| PROBLEM TO SOLVE |
The expected output is each line below containing "this", copied in full.

--- TASK MATERIAL Enclosed Below ---

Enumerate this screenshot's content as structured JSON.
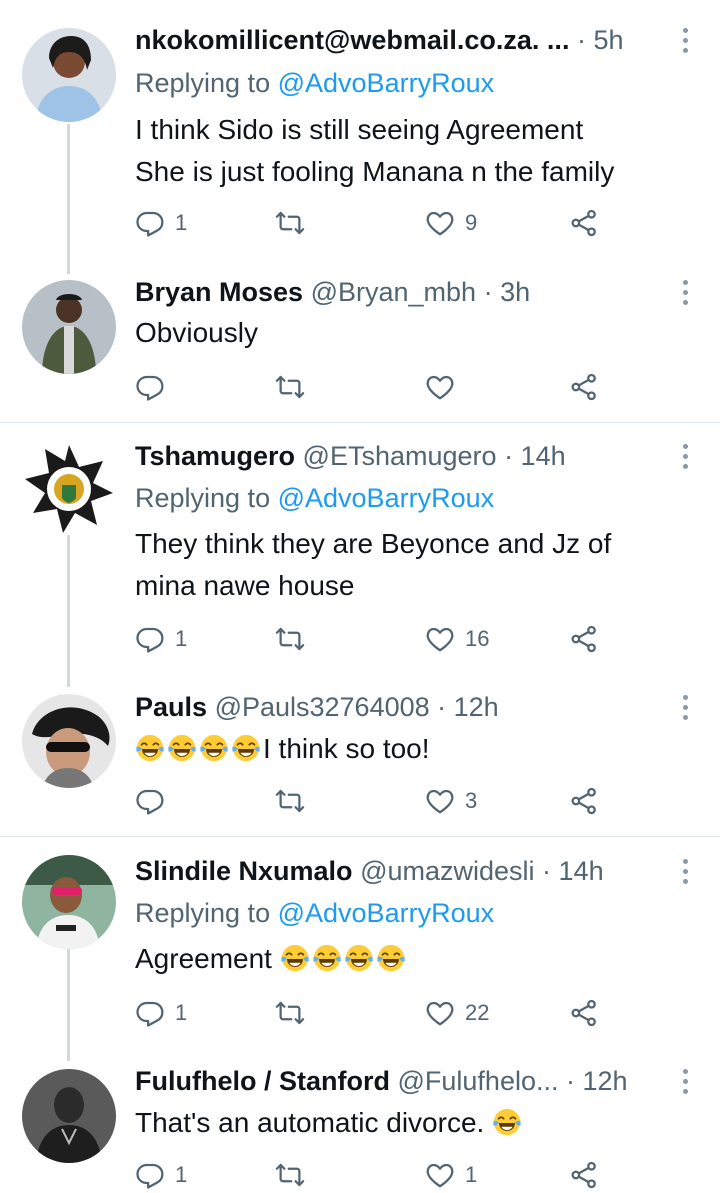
{
  "colors": {
    "link": "#1d9bf0",
    "secondary": "#536471",
    "text": "#0f1419",
    "thread": "#cfd9de",
    "divider": "#e1e8ed"
  },
  "tweets": [
    {
      "name": "",
      "handle": "nkokomillicent@webmail.co.za. ...",
      "time": "· 5h",
      "replying_prefix": "Replying to",
      "replying_handle": "@AdvoBarryRoux",
      "text_lines": [
        "I think Sido is still seeing Agreement",
        "She is just fooling Manana n the family"
      ],
      "reply_count": "1",
      "retweet_count": "",
      "like_count": "9"
    },
    {
      "name": "Bryan Moses",
      "handle": "@Bryan_mbh",
      "time": "· 3h",
      "text_lines": [
        "Obviously"
      ],
      "reply_count": "",
      "retweet_count": "",
      "like_count": ""
    },
    {
      "name": "Tshamugero",
      "handle": "@ETshamugero",
      "time": "· 14h",
      "replying_prefix": "Replying to",
      "replying_handle": "@AdvoBarryRoux",
      "text_lines": [
        "They think they are Beyonce and Jz of",
        "mina nawe house"
      ],
      "reply_count": "1",
      "retweet_count": "",
      "like_count": "16"
    },
    {
      "name": "Pauls",
      "handle": "@Pauls32764008",
      "time": "· 12h",
      "text": "I think so too!",
      "emoji_count": 4,
      "reply_count": "",
      "retweet_count": "",
      "like_count": "3"
    },
    {
      "name": "Slindile Nxumalo",
      "handle": "@umazwidesli",
      "time": "· 14h",
      "replying_prefix": "Replying to",
      "replying_handle": "@AdvoBarryRoux",
      "text": "Agreement",
      "emoji_count": 4,
      "reply_count": "1",
      "retweet_count": "",
      "like_count": "22"
    },
    {
      "name": "Fulufhelo / Stanford",
      "handle": "@Fulufhelo...",
      "time": "· 12h",
      "text": "That's an automatic divorce.",
      "emoji_count": 1,
      "reply_count": "1",
      "retweet_count": "",
      "like_count": "1"
    }
  ],
  "icons": [
    "reply-icon",
    "retweet-icon",
    "like-icon",
    "share-icon",
    "more-icon",
    "joy-emoji"
  ]
}
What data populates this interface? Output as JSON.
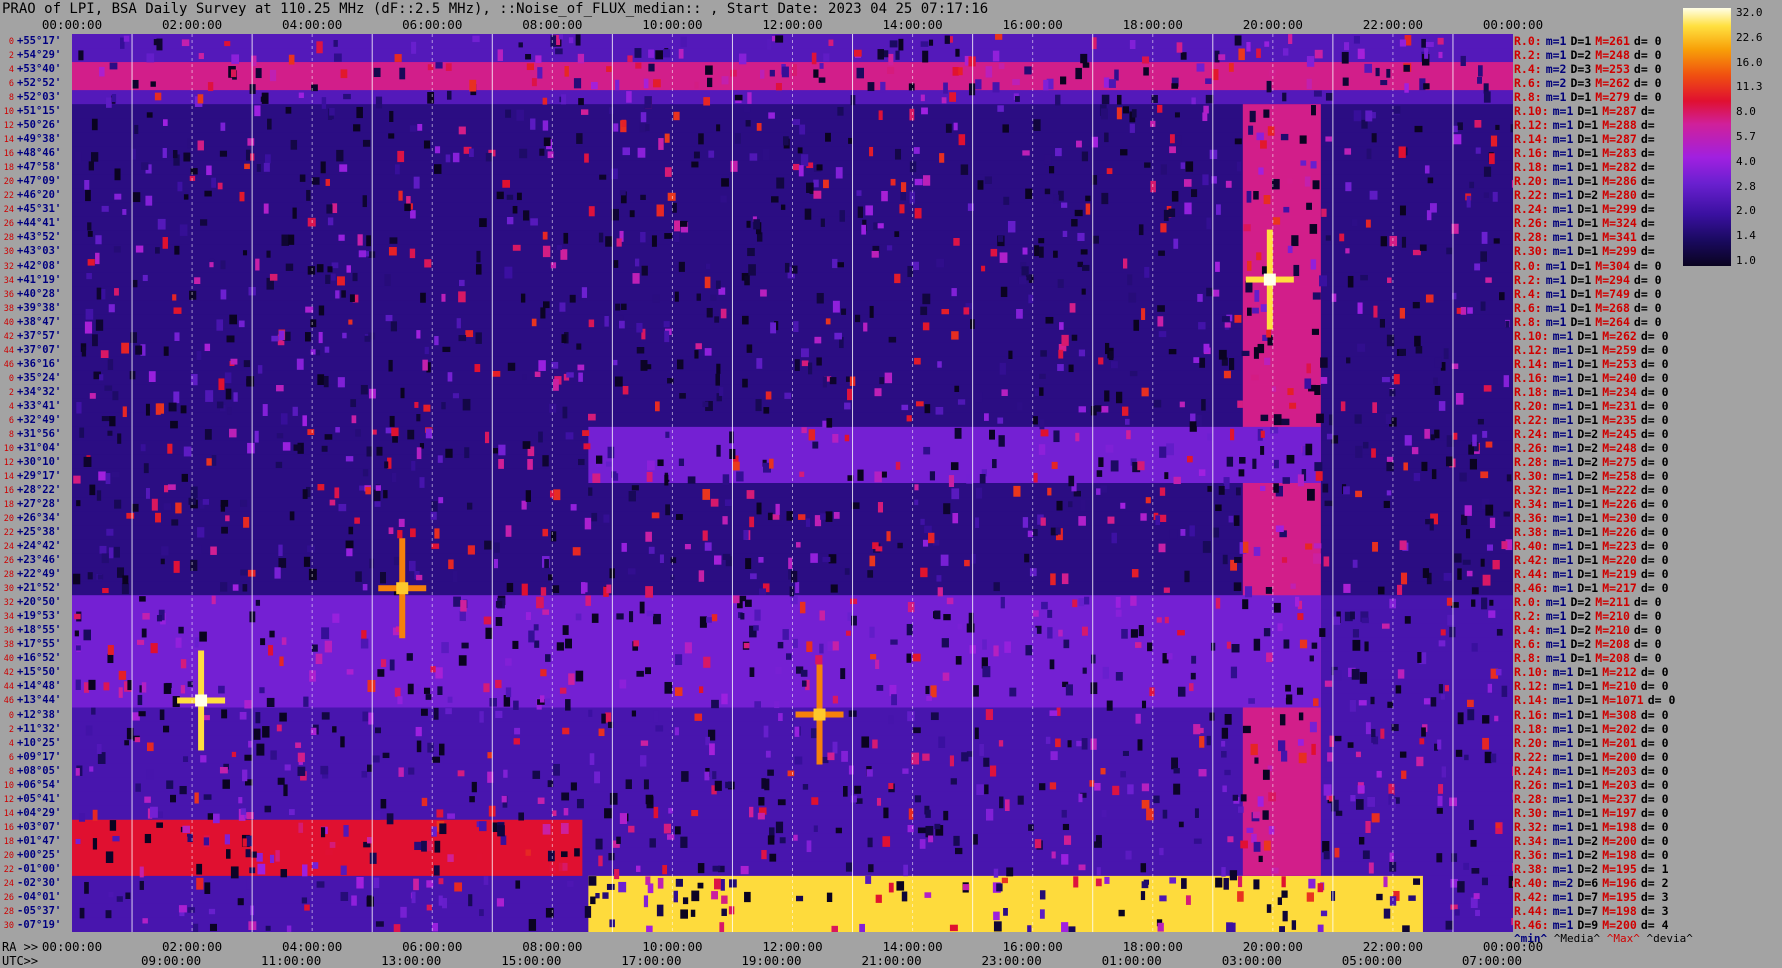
{
  "title": "PRAO of LPI, BSA Daily Survey at 110.25 MHz (dF::2.5 MHz), ::Noise_of_FLUX_median:: , Start Date: 2023 04 25 07:17:16",
  "top_axis_ticks": [
    "00:00:00",
    "02:00:00",
    "04:00:00",
    "06:00:00",
    "08:00:00",
    "10:00:00",
    "12:00:00",
    "14:00:00",
    "16:00:00",
    "18:00:00",
    "20:00:00",
    "22:00:00",
    "00:00:00"
  ],
  "ra_axis": {
    "caption": "RA >>",
    "ticks": [
      "00:00:00",
      "02:00:00",
      "04:00:00",
      "06:00:00",
      "08:00:00",
      "10:00:00",
      "12:00:00",
      "14:00:00",
      "16:00:00",
      "18:00:00",
      "20:00:00",
      "22:00:00",
      "00:00:00"
    ]
  },
  "utc_axis": {
    "caption": "UTC>>",
    "ticks": [
      "09:00:00",
      "11:00:00",
      "13:00:00",
      "15:00:00",
      "17:00:00",
      "19:00:00",
      "21:00:00",
      "23:00:00",
      "01:00:00",
      "03:00:00",
      "05:00:00",
      "07:00:00"
    ]
  },
  "colorbar": {
    "ticks": [
      "32.0",
      "22.6",
      "16.0",
      "11.3",
      "8.0",
      "5.7",
      "4.0",
      "2.8",
      "2.0",
      "1.4",
      "1.0"
    ]
  },
  "legend": {
    "min": "^min^",
    "media": "^Media^",
    "max": "^Max^",
    "devia": "^devia^"
  },
  "chart_data": {
    "type": "heatmap",
    "title": "PRAO of LPI, BSA Daily Survey at 110.25 MHz (dF::2.5 MHz), ::Noise_of_FLUX_median:: , Start Date: 2023 04 25 07:17:16",
    "xlabel": "RA / UTC",
    "ylabel": "",
    "x_range_hours": [
      0,
      24
    ],
    "colorbar_range": [
      1.0,
      32.0
    ],
    "colorbar_scale": "log",
    "colors": {
      "low": "#0a0320",
      "mid": "#a020e0",
      "high": "#ffffe8"
    },
    "declinations": [
      "+55°17'",
      "+54°29'",
      "+53°40'",
      "+52°52'",
      "+52°03'",
      "+51°15'",
      "+50°26'",
      "+49°38'",
      "+48°46'",
      "+47°58'",
      "+47°09'",
      "+46°20'",
      "+45°31'",
      "+44°41'",
      "+43°52'",
      "+43°03'",
      "+42°08'",
      "+41°19'",
      "+40°28'",
      "+39°38'",
      "+38°47'",
      "+37°57'",
      "+37°07'",
      "+36°16'",
      "+35°24'",
      "+34°32'",
      "+33°41'",
      "+32°49'",
      "+31°56'",
      "+31°04'",
      "+30°10'",
      "+29°17'",
      "+28°22'",
      "+27°28'",
      "+26°34'",
      "+25°38'",
      "+24°42'",
      "+23°46'",
      "+22°49'",
      "+21°52'",
      "+20°50'",
      "+19°53'",
      "+18°55'",
      "+17°55'",
      "+16°52'",
      "+15°50'",
      "+14°48'",
      "+13°44'",
      "+12°38'",
      "+11°32'",
      "+10°25'",
      "+09°17'",
      "+08°05'",
      "+06°54'",
      "+05°41'",
      "+04°29'",
      "+03°07'",
      "+01°47'",
      "+00°25'",
      "-01°00'",
      "-02°30'",
      "-04°01'",
      "-05°37'",
      "-07°19'"
    ],
    "row_indices": [
      0,
      2,
      4,
      6,
      8,
      10,
      12,
      14,
      16,
      18,
      20,
      22,
      24,
      26,
      28,
      30,
      32,
      34,
      36,
      38,
      40,
      42,
      44,
      46,
      0,
      2,
      4,
      6,
      8,
      10,
      12,
      14,
      16,
      18,
      20,
      22,
      24,
      26,
      28,
      30,
      32,
      34,
      36,
      38,
      40,
      42,
      44,
      46,
      0,
      2,
      4,
      6,
      8,
      10,
      12,
      14,
      16,
      18,
      20,
      22,
      24,
      26,
      28,
      30,
      32,
      34,
      36,
      38,
      40,
      42,
      44,
      46
    ],
    "beam_stats": [
      {
        "r": "R.0:",
        "m": "m=1",
        "D": "D=1",
        "M": "M=261",
        "d": "d= 0"
      },
      {
        "r": "R.2:",
        "m": "m=1",
        "D": "D=2",
        "M": "M=248",
        "d": "d= 0"
      },
      {
        "r": "R.4:",
        "m": "m=2",
        "D": "D=3",
        "M": "M=253",
        "d": "d= 0"
      },
      {
        "r": "R.6:",
        "m": "m=2",
        "D": "D=3",
        "M": "M=262",
        "d": "d= 0"
      },
      {
        "r": "R.8:",
        "m": "m=1",
        "D": "D=1",
        "M": "M=279",
        "d": "d= 0"
      },
      {
        "r": "R.10:",
        "m": "m=1",
        "D": "D=1",
        "M": "M=287",
        "d": "d="
      },
      {
        "r": "R.12:",
        "m": "m=1",
        "D": "D=1",
        "M": "M=288",
        "d": "d="
      },
      {
        "r": "R.14:",
        "m": "m=1",
        "D": "D=1",
        "M": "M=287",
        "d": "d="
      },
      {
        "r": "R.16:",
        "m": "m=1",
        "D": "D=1",
        "M": "M=283",
        "d": "d="
      },
      {
        "r": "R.18:",
        "m": "m=1",
        "D": "D=1",
        "M": "M=282",
        "d": "d="
      },
      {
        "r": "R.20:",
        "m": "m=1",
        "D": "D=1",
        "M": "M=286",
        "d": "d="
      },
      {
        "r": "R.22:",
        "m": "m=1",
        "D": "D=2",
        "M": "M=280",
        "d": "d="
      },
      {
        "r": "R.24:",
        "m": "m=1",
        "D": "D=1",
        "M": "M=299",
        "d": "d="
      },
      {
        "r": "R.26:",
        "m": "m=1",
        "D": "D=1",
        "M": "M=324",
        "d": "d="
      },
      {
        "r": "R.28:",
        "m": "m=1",
        "D": "D=1",
        "M": "M=341",
        "d": "d="
      },
      {
        "r": "R.30:",
        "m": "m=1",
        "D": "D=1",
        "M": "M=299",
        "d": "d="
      },
      {
        "r": "R.0:",
        "m": "m=1",
        "D": "D=1",
        "M": "M=304",
        "d": "d= 0"
      },
      {
        "r": "R.2:",
        "m": "m=1",
        "D": "D=1",
        "M": "M=294",
        "d": "d= 0"
      },
      {
        "r": "R.4:",
        "m": "m=1",
        "D": "D=1",
        "M": "M=749",
        "d": "d= 0"
      },
      {
        "r": "R.6:",
        "m": "m=1",
        "D": "D=1",
        "M": "M=268",
        "d": "d= 0"
      },
      {
        "r": "R.8:",
        "m": "m=1",
        "D": "D=1",
        "M": "M=264",
        "d": "d= 0"
      },
      {
        "r": "R.10:",
        "m": "m=1",
        "D": "D=1",
        "M": "M=262",
        "d": "d= 0"
      },
      {
        "r": "R.12:",
        "m": "m=1",
        "D": "D=1",
        "M": "M=259",
        "d": "d= 0"
      },
      {
        "r": "R.14:",
        "m": "m=1",
        "D": "D=1",
        "M": "M=253",
        "d": "d= 0"
      },
      {
        "r": "R.16:",
        "m": "m=1",
        "D": "D=1",
        "M": "M=240",
        "d": "d= 0"
      },
      {
        "r": "R.18:",
        "m": "m=1",
        "D": "D=1",
        "M": "M=234",
        "d": "d= 0"
      },
      {
        "r": "R.20:",
        "m": "m=1",
        "D": "D=1",
        "M": "M=231",
        "d": "d= 0"
      },
      {
        "r": "R.22:",
        "m": "m=1",
        "D": "D=1",
        "M": "M=235",
        "d": "d= 0"
      },
      {
        "r": "R.24:",
        "m": "m=1",
        "D": "D=2",
        "M": "M=245",
        "d": "d= 0"
      },
      {
        "r": "R.26:",
        "m": "m=1",
        "D": "D=2",
        "M": "M=248",
        "d": "d= 0"
      },
      {
        "r": "R.28:",
        "m": "m=1",
        "D": "D=2",
        "M": "M=275",
        "d": "d= 0"
      },
      {
        "r": "R.30:",
        "m": "m=1",
        "D": "D=2",
        "M": "M=258",
        "d": "d= 0"
      },
      {
        "r": "R.32:",
        "m": "m=1",
        "D": "D=1",
        "M": "M=222",
        "d": "d= 0"
      },
      {
        "r": "R.34:",
        "m": "m=1",
        "D": "D=1",
        "M": "M=226",
        "d": "d= 0"
      },
      {
        "r": "R.36:",
        "m": "m=1",
        "D": "D=1",
        "M": "M=230",
        "d": "d= 0"
      },
      {
        "r": "R.38:",
        "m": "m=1",
        "D": "D=1",
        "M": "M=226",
        "d": "d= 0"
      },
      {
        "r": "R.40:",
        "m": "m=1",
        "D": "D=1",
        "M": "M=223",
        "d": "d= 0"
      },
      {
        "r": "R.42:",
        "m": "m=1",
        "D": "D=1",
        "M": "M=220",
        "d": "d= 0"
      },
      {
        "r": "R.44:",
        "m": "m=1",
        "D": "D=1",
        "M": "M=219",
        "d": "d= 0"
      },
      {
        "r": "R.46:",
        "m": "m=1",
        "D": "D=1",
        "M": "M=217",
        "d": "d= 0"
      },
      {
        "r": "R.0:",
        "m": "m=1",
        "D": "D=2",
        "M": "M=211",
        "d": "d= 0"
      },
      {
        "r": "R.2:",
        "m": "m=1",
        "D": "D=2",
        "M": "M=210",
        "d": "d= 0"
      },
      {
        "r": "R.4:",
        "m": "m=1",
        "D": "D=2",
        "M": "M=210",
        "d": "d= 0"
      },
      {
        "r": "R.6:",
        "m": "m=1",
        "D": "D=2",
        "M": "M=208",
        "d": "d= 0"
      },
      {
        "r": "R.8:",
        "m": "m=1",
        "D": "D=1",
        "M": "M=208",
        "d": "d= 0"
      },
      {
        "r": "R.10:",
        "m": "m=1",
        "D": "D=1",
        "M": "M=212",
        "d": "d= 0"
      },
      {
        "r": "R.12:",
        "m": "m=1",
        "D": "D=1",
        "M": "M=210",
        "d": "d= 0"
      },
      {
        "r": "R.14:",
        "m": "m=1",
        "D": "D=1",
        "M": "M=1071",
        "d": "d= 0"
      },
      {
        "r": "R.16:",
        "m": "m=1",
        "D": "D=1",
        "M": "M=308",
        "d": "d= 0"
      },
      {
        "r": "R.18:",
        "m": "m=1",
        "D": "D=1",
        "M": "M=202",
        "d": "d= 0"
      },
      {
        "r": "R.20:",
        "m": "m=1",
        "D": "D=1",
        "M": "M=201",
        "d": "d= 0"
      },
      {
        "r": "R.22:",
        "m": "m=1",
        "D": "D=1",
        "M": "M=200",
        "d": "d= 0"
      },
      {
        "r": "R.24:",
        "m": "m=1",
        "D": "D=1",
        "M": "M=203",
        "d": "d= 0"
      },
      {
        "r": "R.26:",
        "m": "m=1",
        "D": "D=1",
        "M": "M=203",
        "d": "d= 0"
      },
      {
        "r": "R.28:",
        "m": "m=1",
        "D": "D=1",
        "M": "M=237",
        "d": "d= 0"
      },
      {
        "r": "R.30:",
        "m": "m=1",
        "D": "D=1",
        "M": "M=197",
        "d": "d= 0"
      },
      {
        "r": "R.32:",
        "m": "m=1",
        "D": "D=1",
        "M": "M=198",
        "d": "d= 0"
      },
      {
        "r": "R.34:",
        "m": "m=1",
        "D": "D=2",
        "M": "M=200",
        "d": "d= 0"
      },
      {
        "r": "R.36:",
        "m": "m=1",
        "D": "D=2",
        "M": "M=198",
        "d": "d= 0"
      },
      {
        "r": "R.38:",
        "m": "m=1",
        "D": "D=2",
        "M": "M=195",
        "d": "d= 1"
      },
      {
        "r": "R.40:",
        "m": "m=2",
        "D": "D=6",
        "M": "M=196",
        "d": "d= 2"
      },
      {
        "r": "R.42:",
        "m": "m=1",
        "D": "D=7",
        "M": "M=195",
        "d": "d= 3"
      },
      {
        "r": "R.44:",
        "m": "m=1",
        "D": "D=7",
        "M": "M=198",
        "d": "d= 3"
      },
      {
        "r": "R.46:",
        "m": "m=1",
        "D": "D=9",
        "M": "M=200",
        "d": "d= 4"
      }
    ],
    "features": [
      {
        "name": "bright band",
        "dec_rows": [
          2,
          3
        ],
        "ra_hours": [
          0,
          24
        ],
        "level": 6
      },
      {
        "name": "strong low-dec emission",
        "dec_rows": [
          60,
          63
        ],
        "ra_hours": [
          8.6,
          22.5
        ],
        "level": 22
      },
      {
        "name": "low-dec emission",
        "dec_rows": [
          56,
          59
        ],
        "ra_hours": [
          0,
          8.5
        ],
        "level": 8
      },
      {
        "name": "galactic plane arc",
        "dec_rows": [
          5,
          59
        ],
        "ra_hours": [
          19.5,
          20.8
        ],
        "level": 6
      },
      {
        "name": "enhanced band",
        "dec_rows": [
          28,
          31
        ],
        "ra_hours": [
          8.6,
          20.8
        ],
        "level": 3
      },
      {
        "name": "enhanced band",
        "dec_rows": [
          40,
          47
        ],
        "ra_hours": [
          0,
          20.8
        ],
        "level": 3
      },
      {
        "name": "point source",
        "dec_row": 17,
        "ra_hour": 19.95,
        "level": 32
      },
      {
        "name": "point source",
        "dec_row": 47,
        "ra_hour": 2.15,
        "level": 32
      },
      {
        "name": "point source",
        "dec_row": 48,
        "ra_hour": 12.45,
        "level": 20
      },
      {
        "name": "point source",
        "dec_row": 39,
        "ra_hour": 5.5,
        "level": 20
      }
    ]
  }
}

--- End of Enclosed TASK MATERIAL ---

| ANSWER SECTION |
Enumerate this screenshot's content as structured JSON.
What data populates this interface? Output as JSON.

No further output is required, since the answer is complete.